This information has been reviewed and approved by Jared J. Eddy, MD and Infection Preventionist Rosine Angbanzan, MPH (August 2021).
As of August 31, 2021, more than 72% of the U.S. population, ages 12 years and older, has received at least one COVID-19 vaccine and 61% are fully vaccinated. This map shows how many individuals are vaccinated in each state.
The concern has shifted to variants of the COVID-19 virus, especially the Delta variant, and how effective the vaccines are against mutant or variant strains.
The UK variant, B.1.1.7, has increased transmission, severity, hospitalization and fatality rates.
The South African variant, called Beta, B.1.351, has 50% increased transmission rate.
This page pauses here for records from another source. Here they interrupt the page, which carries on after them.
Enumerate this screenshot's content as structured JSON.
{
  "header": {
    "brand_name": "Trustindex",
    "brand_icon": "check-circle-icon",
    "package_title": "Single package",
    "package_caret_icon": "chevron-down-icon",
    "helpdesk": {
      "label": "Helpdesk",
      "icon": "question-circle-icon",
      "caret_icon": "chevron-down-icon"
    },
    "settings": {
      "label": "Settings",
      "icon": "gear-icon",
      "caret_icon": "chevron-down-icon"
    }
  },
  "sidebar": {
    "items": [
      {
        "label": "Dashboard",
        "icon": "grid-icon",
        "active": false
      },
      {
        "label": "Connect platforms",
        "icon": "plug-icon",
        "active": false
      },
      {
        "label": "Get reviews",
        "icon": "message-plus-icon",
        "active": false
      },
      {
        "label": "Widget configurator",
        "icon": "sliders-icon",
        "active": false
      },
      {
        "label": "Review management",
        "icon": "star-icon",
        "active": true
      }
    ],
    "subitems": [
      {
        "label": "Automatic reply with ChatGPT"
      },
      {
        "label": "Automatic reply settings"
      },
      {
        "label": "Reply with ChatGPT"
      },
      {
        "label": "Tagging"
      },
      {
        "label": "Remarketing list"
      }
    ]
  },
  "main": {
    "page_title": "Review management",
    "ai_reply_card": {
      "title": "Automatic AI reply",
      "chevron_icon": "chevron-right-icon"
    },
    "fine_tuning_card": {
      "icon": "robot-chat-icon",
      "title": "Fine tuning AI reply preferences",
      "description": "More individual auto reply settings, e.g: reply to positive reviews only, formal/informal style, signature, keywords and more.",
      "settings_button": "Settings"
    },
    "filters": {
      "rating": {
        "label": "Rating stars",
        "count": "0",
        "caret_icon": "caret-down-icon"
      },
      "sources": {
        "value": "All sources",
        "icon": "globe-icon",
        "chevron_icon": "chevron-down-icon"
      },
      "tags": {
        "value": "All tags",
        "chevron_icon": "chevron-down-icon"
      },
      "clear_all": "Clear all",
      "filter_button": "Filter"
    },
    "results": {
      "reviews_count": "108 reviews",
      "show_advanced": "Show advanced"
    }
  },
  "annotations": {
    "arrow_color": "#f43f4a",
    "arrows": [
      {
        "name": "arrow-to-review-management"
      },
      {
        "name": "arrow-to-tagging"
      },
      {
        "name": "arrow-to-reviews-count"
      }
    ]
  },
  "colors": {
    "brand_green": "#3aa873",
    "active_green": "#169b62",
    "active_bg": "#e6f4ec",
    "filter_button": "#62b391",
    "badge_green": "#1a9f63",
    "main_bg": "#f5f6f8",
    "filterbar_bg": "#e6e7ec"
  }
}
It also reduces the effectiveness of some monoclonal antibody medicines and the antibodies from infection or the vaccine.
The P1 variant from Brazil, called Gamma, reduces the effectiveness of some monoclonal antibody medicines and the antibodies from infection or the vaccine.
The Delta variant, B.1.617.2, was blamed for India’s explosive outbreak. It is now the most common variant in the U.S., and is more easily transmissible than other strains. The current vaccines still provide strong protection from severe illness, hospitalization, and death with delta related infections. The ability of the vaccine to prevent symptomatic infections may be reduced compared to other strains.
Get vaccinated – studies have shown that all available vaccines provide a very high degree of protection against mild or moderate disease, and dramatically reduce the risk of severe disease and death.
Continue using preventive measures to protect yourself and other, and to help stop the spread:
The information on our website is medically reviewed and accurate at the time of publication. Due to the changing nature of the COVID-19 pandemic, information may have since changed. CDC.gov and your state’s health department may offer additional guidance.